## Data records
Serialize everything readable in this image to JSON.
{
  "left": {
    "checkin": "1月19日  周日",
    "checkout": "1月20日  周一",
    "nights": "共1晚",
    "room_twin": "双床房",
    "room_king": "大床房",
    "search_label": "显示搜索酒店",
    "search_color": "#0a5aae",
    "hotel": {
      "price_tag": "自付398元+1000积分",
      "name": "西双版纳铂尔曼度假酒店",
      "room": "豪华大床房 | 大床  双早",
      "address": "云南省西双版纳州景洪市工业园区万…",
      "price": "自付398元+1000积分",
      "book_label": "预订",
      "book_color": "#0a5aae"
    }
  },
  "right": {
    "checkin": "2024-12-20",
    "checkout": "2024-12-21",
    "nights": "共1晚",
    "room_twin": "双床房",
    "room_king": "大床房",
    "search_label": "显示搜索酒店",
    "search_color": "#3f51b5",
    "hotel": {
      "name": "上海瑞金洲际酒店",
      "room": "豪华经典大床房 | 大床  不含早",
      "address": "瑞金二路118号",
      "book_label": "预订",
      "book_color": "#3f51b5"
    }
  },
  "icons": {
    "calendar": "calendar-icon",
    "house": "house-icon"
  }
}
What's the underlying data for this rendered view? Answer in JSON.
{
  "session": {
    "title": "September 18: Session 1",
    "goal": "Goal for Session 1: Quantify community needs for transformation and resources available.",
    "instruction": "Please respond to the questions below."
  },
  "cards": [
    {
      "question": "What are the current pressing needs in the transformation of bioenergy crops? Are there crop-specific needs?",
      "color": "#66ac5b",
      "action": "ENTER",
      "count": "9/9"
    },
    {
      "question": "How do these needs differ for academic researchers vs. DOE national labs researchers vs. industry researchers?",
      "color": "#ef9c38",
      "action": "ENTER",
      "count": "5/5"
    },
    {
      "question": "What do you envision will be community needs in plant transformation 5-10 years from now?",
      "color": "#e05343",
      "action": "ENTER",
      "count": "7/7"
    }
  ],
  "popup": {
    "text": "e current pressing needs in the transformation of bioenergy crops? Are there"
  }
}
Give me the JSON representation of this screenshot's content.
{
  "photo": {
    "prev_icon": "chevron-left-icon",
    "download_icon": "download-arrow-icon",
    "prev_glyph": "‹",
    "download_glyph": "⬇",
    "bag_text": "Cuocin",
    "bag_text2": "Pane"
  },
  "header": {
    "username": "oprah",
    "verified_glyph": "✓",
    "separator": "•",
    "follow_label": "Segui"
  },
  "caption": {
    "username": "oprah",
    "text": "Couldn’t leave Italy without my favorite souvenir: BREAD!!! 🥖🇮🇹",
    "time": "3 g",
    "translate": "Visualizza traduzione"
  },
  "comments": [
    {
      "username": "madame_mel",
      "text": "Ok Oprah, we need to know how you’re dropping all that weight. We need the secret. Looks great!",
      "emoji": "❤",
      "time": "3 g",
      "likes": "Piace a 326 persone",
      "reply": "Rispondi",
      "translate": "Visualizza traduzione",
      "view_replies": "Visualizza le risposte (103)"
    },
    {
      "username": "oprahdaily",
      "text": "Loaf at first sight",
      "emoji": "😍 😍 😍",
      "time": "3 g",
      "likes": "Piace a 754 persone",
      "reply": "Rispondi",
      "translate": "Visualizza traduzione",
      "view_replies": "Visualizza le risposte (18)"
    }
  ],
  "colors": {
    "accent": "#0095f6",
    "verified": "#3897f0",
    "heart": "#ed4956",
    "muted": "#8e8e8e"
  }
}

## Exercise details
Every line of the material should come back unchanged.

## Answer space
Serialize everything readable in this image to JSON.
{
  "left": {
    "checkin": "1月19日  周日",
    "checkout": "1月20日  周一",
    "nights": "共1晚",
    "room_twin": "双床房",
    "room_king": "大床房",
    "search_label": "显示搜索酒店",
    "search_color": "#0a5aae",
    "hotel": {
      "price_tag": "自付398元+1000积分",
      "name": "西双版纳铂尔曼度假酒店",
      "room": "豪华大床房 | 大床  双早",
      "address": "云南省西双版纳州景洪市工业园区万…",
      "price": "自付398元+1000积分",
      "book_label": "预订",
      "book_color": "#0a5aae"
    }
  },
  "right": {
    "checkin": "2024-12-20",
    "checkout": "2024-12-21",
    "nights": "共1晚",
    "room_twin": "双床房",
    "room_king": "大床房",
    "search_label": "显示搜索酒店",
    "search_color": "#3f51b5",
    "hotel": {
      "name": "上海瑞金洲际酒店",
      "room": "豪华经典大床房 | 大床  不含早",
      "address": "瑞金二路118号",
      "book_label": "预订",
      "book_color": "#3f51b5"
    }
  },
  "icons": {
    "calendar": "calendar-icon",
    "house": "house-icon"
  }
}
What's the underlying data for this rendered view? Answer in JSON.
{
  "session": {
    "title": "September 18: Session 1",
    "goal": "Goal for Session 1: Quantify community needs for transformation and resources available.",
    "instruction": "Please respond to the questions below."
  },
  "cards": [
    {
      "question": "What are the current pressing needs in the transformation of bioenergy crops? Are there crop-specific needs?",
      "color": "#66ac5b",
      "action": "ENTER",
      "count": "9/9"
    },
    {
      "question": "How do these needs differ for academic researchers vs. DOE national labs researchers vs. industry researchers?",
      "color": "#ef9c38",
      "action": "ENTER",
      "count": "5/5"
    },
    {
      "question": "What do you envision will be community needs in plant transformation 5-10 years from now?",
      "color": "#e05343",
      "action": "ENTER",
      "count": "7/7"
    }
  ],
  "popup": {
    "text": "e current pressing needs in the transformation of bioenergy crops? Are there"
  }
}
Give me the JSON representation of this screenshot's content.
{
  "photo": {
    "prev_icon": "chevron-left-icon",
    "download_icon": "download-arrow-icon",
    "prev_glyph": "‹",
    "download_glyph": "⬇",
    "bag_text": "Cuocin",
    "bag_text2": "Pane"
  },
  "header": {
    "username": "oprah",
    "verified_glyph": "✓",
    "separator": "•",
    "follow_label": "Segui"
  },
  "caption": {
    "username": "oprah",
    "text": "Couldn’t leave Italy without my favorite souvenir: BREAD!!! 🥖🇮🇹",
    "time": "3 g",
    "translate": "Visualizza traduzione"
  },
  "comments": [
    {
      "username": "madame_mel",
      "text": "Ok Oprah, we need to know how you’re dropping all that weight. We need the secret. Looks great!",
      "emoji": "❤",
      "time": "3 g",
      "likes": "Piace a 326 persone",
      "reply": "Rispondi",
      "translate": "Visualizza traduzione",
      "view_replies": "Visualizza le risposte (103)"
    },
    {
      "username": "oprahdaily",
      "text": "Loaf at first sight",
      "emoji": "😍 😍 😍",
      "time": "3 g",
      "likes": "Piace a 754 persone",
      "reply": "Rispondi",
      "translate": "Visualizza traduzione",
      "view_replies": "Visualizza le risposte (18)"
    }
  ],
  "colors": {
    "accent": "#0095f6",
    "verified": "#3897f0",
    "heart": "#ed4956",
    "muted": "#8e8e8e"
  }
}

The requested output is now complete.